* **WHAT THIS TASK INVOLVES**:
Pull each line with the string "Anda" from the entries.

* **GIVEN ENTRIES**:
────────────────────────────────────────
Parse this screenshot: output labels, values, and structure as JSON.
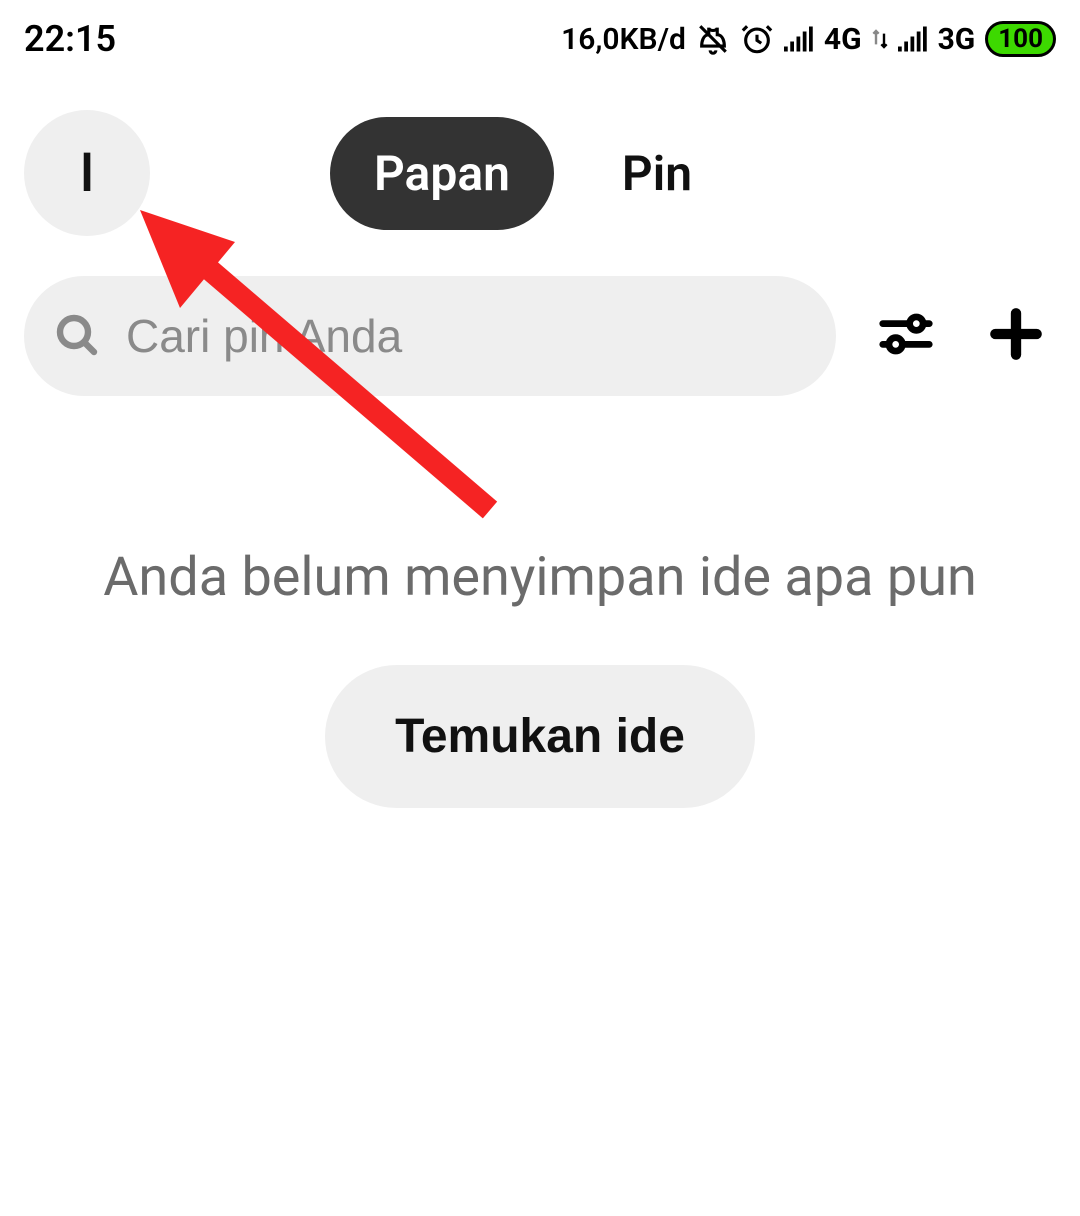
{
  "status_bar": {
    "time": "22:15",
    "data_rate": "16,0KB/d",
    "net1": "4G",
    "net2": "3G",
    "battery": "100"
  },
  "header": {
    "avatar_initial": "I",
    "tabs": [
      {
        "label": "Papan",
        "active": true
      },
      {
        "label": "Pin",
        "active": false
      }
    ]
  },
  "search": {
    "placeholder": "Cari pin Anda"
  },
  "empty_state": {
    "message": "Anda belum menyimpan ide apa pun",
    "button_label": "Temukan ide"
  },
  "annotation": {
    "type": "arrow",
    "color": "#f52323",
    "target": "avatar"
  }
}
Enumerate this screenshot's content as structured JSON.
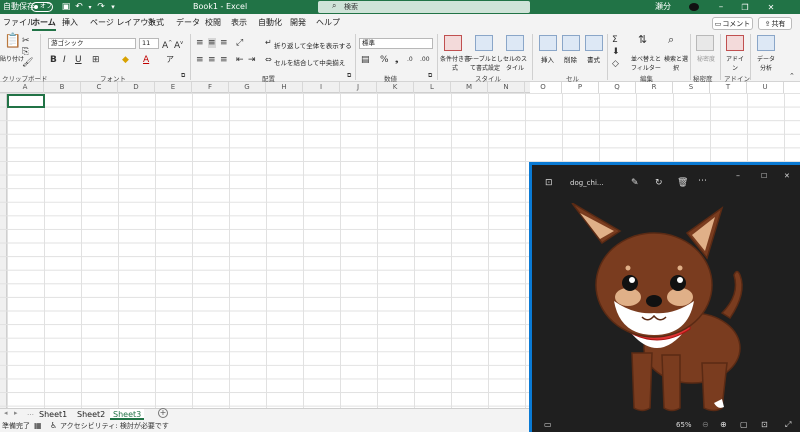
{
  "titlebar": {
    "autosave_label": "自動保存",
    "autosave_state": "オフ",
    "doc_title": "Book1 - Excel",
    "search_placeholder": "検索",
    "user_name": "瀬分",
    "accent": "#217346"
  },
  "tabs": [
    "ファイル",
    "ホーム",
    "挿入",
    "ページ レイアウト",
    "数式",
    "データ",
    "校閲",
    "表示",
    "自動化",
    "開発",
    "ヘルプ"
  ],
  "active_tab": "ホーム",
  "buttons": {
    "comment": "コメント",
    "share": "共有"
  },
  "ribbon": {
    "clipboard": {
      "paste": "貼り付け",
      "group": "クリップボード"
    },
    "font": {
      "name": "游ゴシック",
      "size": "11",
      "group": "フォント"
    },
    "alignment": {
      "wrap": "折り返して全体を表示する",
      "merge": "セルを結合して中央揃え",
      "group": "配置"
    },
    "number": {
      "format": "標準",
      "group": "数値"
    },
    "styles": {
      "conditional": "条件付き書式",
      "table": "テーブルとして書式設定",
      "cell": "セルのスタイル",
      "group": "スタイル"
    },
    "cells": {
      "insert": "挿入",
      "delete": "削除",
      "format": "書式",
      "group": "セル"
    },
    "editing": {
      "sort": "並べ替えとフィルター",
      "find": "検索と選択",
      "group": "編集"
    },
    "sensitivity": {
      "label": "秘密度",
      "group": "秘密度"
    },
    "addins": {
      "label": "アドイン",
      "group": "アドイン"
    },
    "analysis": {
      "label": "データ分析"
    }
  },
  "columns": [
    "A",
    "B",
    "C",
    "D",
    "E",
    "F",
    "G",
    "H",
    "I",
    "J",
    "K",
    "L",
    "M",
    "N",
    "O",
    "P",
    "Q",
    "R",
    "S",
    "T",
    "U"
  ],
  "sheets": [
    "Sheet1",
    "Sheet2",
    "Sheet3"
  ],
  "active_sheet": "Sheet3",
  "status": {
    "ready": "準備完了",
    "accessibility": "アクセシビリティ: 検討が必要です"
  },
  "photo_viewer": {
    "filename": "dog_chi...",
    "zoom": "65%",
    "accent": "#0a7ad4"
  }
}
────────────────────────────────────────
* **OUTPUT**:
    "placeholder": "Cari pin Anda"
    "message": "Anda belum menyimpan ide apa pun",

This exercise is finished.